Changes have also occurred in the energy sources used to generate electricity. Production from coal has fallen and nuclear output remains flat while the use of natural gas and renewable energy, especially wind energy, have increased. Exelon’s Board of Directors decided to close the nuclear plants in the Quad Cities and Clinton as they are no longer economically competitive. However, they did introduce a legislative proposal to keep the plants open by securing a subsidy from ratepayers to make them profitable.
Learner sees wind, solar and efficiency as being as disruptive to the electricity industry as cell phones were to landlines. He pointed out that when faced with competition, however, AT&T did not seek a subsidy to protect its landline phone business from cell phone competition.

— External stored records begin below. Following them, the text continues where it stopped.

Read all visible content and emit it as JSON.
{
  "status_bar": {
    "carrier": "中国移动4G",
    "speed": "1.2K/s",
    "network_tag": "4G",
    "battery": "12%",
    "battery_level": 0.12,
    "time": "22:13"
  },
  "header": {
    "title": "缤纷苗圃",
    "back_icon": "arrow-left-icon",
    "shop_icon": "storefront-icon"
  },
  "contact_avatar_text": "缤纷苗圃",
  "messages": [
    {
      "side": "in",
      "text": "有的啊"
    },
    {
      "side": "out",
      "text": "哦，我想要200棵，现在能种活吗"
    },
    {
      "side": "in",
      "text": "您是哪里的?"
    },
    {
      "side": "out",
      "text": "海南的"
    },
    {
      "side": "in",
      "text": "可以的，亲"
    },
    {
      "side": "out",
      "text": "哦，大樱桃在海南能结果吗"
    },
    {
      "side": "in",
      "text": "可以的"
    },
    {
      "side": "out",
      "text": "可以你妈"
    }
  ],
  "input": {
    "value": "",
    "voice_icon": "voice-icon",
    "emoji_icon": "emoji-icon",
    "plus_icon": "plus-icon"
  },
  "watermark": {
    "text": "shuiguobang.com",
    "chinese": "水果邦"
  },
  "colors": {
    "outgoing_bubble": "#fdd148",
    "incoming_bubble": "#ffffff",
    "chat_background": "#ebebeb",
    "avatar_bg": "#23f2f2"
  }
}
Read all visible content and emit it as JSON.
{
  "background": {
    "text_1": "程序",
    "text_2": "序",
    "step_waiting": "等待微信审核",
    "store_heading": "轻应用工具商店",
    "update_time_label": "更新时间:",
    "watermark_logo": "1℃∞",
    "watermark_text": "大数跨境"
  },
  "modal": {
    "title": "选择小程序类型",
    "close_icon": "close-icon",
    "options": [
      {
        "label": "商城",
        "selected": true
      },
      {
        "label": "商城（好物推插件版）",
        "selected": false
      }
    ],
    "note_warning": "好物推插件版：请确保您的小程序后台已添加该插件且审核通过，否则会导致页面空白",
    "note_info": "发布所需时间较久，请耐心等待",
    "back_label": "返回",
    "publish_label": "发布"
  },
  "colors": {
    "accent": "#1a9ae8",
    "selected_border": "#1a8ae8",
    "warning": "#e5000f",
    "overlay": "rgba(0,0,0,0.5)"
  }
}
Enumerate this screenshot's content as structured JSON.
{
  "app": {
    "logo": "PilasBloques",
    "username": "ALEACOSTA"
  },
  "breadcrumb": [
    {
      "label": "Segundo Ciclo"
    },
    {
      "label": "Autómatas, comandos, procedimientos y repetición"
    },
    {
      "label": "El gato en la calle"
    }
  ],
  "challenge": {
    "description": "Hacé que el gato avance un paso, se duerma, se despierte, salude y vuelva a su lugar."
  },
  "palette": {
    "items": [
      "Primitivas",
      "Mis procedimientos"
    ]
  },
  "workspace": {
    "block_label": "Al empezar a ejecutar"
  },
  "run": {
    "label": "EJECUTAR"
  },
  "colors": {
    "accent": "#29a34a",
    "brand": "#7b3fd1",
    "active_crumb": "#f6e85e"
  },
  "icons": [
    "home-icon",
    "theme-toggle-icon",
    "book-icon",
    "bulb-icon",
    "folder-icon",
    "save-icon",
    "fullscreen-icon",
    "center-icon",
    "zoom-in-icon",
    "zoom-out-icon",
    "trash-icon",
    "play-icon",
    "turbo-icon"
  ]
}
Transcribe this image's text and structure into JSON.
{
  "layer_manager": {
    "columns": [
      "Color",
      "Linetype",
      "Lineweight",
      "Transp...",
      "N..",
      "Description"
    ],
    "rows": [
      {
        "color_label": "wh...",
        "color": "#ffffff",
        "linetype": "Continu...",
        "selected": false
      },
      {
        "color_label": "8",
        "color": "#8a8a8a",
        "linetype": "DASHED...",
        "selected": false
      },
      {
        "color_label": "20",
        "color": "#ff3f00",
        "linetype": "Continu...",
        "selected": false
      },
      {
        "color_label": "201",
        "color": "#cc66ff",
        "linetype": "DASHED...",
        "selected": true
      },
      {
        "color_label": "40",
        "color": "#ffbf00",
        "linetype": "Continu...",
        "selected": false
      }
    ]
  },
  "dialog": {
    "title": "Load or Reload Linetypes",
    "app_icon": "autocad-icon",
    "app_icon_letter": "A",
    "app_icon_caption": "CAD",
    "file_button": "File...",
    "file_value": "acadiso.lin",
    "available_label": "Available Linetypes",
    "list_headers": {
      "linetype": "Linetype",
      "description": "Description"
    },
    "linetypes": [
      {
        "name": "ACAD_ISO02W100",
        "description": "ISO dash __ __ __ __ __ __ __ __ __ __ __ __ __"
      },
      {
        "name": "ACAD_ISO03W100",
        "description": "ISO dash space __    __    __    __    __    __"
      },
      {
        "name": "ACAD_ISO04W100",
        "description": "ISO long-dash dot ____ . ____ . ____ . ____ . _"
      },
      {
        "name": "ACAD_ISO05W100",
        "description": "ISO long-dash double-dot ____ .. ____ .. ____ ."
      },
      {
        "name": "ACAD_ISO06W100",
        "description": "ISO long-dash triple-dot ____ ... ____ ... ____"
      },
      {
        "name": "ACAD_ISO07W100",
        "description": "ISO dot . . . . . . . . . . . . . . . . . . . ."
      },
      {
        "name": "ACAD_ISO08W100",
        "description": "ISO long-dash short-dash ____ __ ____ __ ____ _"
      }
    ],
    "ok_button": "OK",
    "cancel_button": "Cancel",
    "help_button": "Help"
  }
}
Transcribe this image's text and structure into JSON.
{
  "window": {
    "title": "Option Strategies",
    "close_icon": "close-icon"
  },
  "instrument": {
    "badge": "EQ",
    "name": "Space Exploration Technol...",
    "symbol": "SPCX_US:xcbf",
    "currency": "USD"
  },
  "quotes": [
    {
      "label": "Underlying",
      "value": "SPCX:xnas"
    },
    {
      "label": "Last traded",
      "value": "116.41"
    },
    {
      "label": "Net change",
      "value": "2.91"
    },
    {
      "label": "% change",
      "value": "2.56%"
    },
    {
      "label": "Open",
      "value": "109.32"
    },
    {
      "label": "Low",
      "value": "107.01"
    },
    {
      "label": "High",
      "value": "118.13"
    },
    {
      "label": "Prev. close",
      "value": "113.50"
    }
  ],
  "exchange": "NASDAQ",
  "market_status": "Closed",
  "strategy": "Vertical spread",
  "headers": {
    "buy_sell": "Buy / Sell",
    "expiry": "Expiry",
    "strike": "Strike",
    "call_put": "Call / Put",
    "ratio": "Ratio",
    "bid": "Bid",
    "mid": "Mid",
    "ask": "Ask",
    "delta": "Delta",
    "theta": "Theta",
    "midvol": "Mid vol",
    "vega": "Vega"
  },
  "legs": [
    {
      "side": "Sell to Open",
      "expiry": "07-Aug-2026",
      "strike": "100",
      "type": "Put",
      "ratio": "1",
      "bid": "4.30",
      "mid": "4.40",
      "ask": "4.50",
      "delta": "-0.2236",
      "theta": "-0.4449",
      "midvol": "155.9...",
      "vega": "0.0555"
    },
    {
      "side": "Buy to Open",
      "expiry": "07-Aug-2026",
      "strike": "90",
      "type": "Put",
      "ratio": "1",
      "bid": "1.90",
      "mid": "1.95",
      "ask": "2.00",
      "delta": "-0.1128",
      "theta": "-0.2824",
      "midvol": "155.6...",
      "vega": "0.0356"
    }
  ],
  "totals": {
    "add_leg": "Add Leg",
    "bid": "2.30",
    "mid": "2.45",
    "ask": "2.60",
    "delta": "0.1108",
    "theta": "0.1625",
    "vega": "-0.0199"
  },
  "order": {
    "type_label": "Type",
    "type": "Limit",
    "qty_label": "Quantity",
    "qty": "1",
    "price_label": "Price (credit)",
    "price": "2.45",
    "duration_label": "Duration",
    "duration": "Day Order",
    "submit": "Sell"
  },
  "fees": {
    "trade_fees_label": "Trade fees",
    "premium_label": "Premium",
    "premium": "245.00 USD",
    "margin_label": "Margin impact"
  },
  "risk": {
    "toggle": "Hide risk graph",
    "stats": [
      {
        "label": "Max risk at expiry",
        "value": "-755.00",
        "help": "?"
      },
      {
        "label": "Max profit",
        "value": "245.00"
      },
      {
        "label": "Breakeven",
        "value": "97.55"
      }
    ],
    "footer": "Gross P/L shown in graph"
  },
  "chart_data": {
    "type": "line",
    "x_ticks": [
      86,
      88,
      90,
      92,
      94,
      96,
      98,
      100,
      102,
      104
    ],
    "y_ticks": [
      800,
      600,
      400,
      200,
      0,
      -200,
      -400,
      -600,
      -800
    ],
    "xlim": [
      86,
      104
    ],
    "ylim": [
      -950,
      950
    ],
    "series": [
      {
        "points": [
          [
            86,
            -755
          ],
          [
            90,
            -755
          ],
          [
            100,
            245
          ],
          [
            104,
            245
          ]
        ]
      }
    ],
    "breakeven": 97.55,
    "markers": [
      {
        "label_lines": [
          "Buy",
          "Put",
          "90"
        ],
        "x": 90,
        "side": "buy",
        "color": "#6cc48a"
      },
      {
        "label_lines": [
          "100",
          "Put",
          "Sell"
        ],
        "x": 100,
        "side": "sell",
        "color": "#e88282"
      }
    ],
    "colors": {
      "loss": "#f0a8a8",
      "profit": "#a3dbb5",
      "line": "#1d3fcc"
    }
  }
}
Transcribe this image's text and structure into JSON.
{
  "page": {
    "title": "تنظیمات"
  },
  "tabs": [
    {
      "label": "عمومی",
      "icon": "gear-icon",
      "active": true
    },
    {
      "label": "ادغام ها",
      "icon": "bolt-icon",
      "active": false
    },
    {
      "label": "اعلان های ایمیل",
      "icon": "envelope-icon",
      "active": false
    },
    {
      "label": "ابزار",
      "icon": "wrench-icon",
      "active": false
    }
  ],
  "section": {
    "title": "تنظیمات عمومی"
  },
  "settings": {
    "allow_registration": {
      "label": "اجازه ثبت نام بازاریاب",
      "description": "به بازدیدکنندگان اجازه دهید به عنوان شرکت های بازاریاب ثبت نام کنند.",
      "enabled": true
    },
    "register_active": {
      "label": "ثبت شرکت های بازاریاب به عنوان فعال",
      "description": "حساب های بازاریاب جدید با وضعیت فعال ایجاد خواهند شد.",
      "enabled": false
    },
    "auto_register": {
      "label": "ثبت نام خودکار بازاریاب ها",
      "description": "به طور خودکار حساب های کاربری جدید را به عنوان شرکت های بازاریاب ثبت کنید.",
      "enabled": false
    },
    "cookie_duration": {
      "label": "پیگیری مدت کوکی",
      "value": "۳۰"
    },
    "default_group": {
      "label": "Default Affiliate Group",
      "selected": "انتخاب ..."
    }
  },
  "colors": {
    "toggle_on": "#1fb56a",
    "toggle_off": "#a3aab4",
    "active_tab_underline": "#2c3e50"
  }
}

He went on to point out that over the last 15 years Midwest wind capacity increased over 25 times from 750 MW to 25,000 MW and will continue to expand. Solar electricity is following a similar growth curve. In 2009 an installed solar system cost over $7 per watt; this year costs should fall to $2 per watt depending on the size of the system. Panel efficiency continues to improve at a rate of 1 percent to 1.5 percent per year.
A similar story is unfolding with battery storage since the costs have already fallen 75 percent as more companies have entered the competition.
Gains in energy efficiency to continue to grow. An ELPC study projects that between 2016 and 2023 increase in LED lighting in Chicago will result in a 7 percent reduction in electrical demand without considering reductions from efficiency improvements.
As consumption continues to fall and cleaner energy sources such as wind and solar are available at lower prices, pollution will be reduced as will the need for centralized production facilities. A combination of smart policies and technological innovations will continue to drive energy markets and help change the world both globally and locally.
Learner concludes: Continue with the work of the IREA, install energy efficiency and solar and wind systems in your buildings and encourage your friends, relatives and neighbors to do likewise to help save the planet.
This is a shortened and modified version of the speech given by Howard Learner (pictured) at the 2016 Illinois Renewable Energy and Sustainable Lifestyle Fair which we believe honors the essence of his presentation. Minor direct quotes have been left in without marks to allow it to be more readable.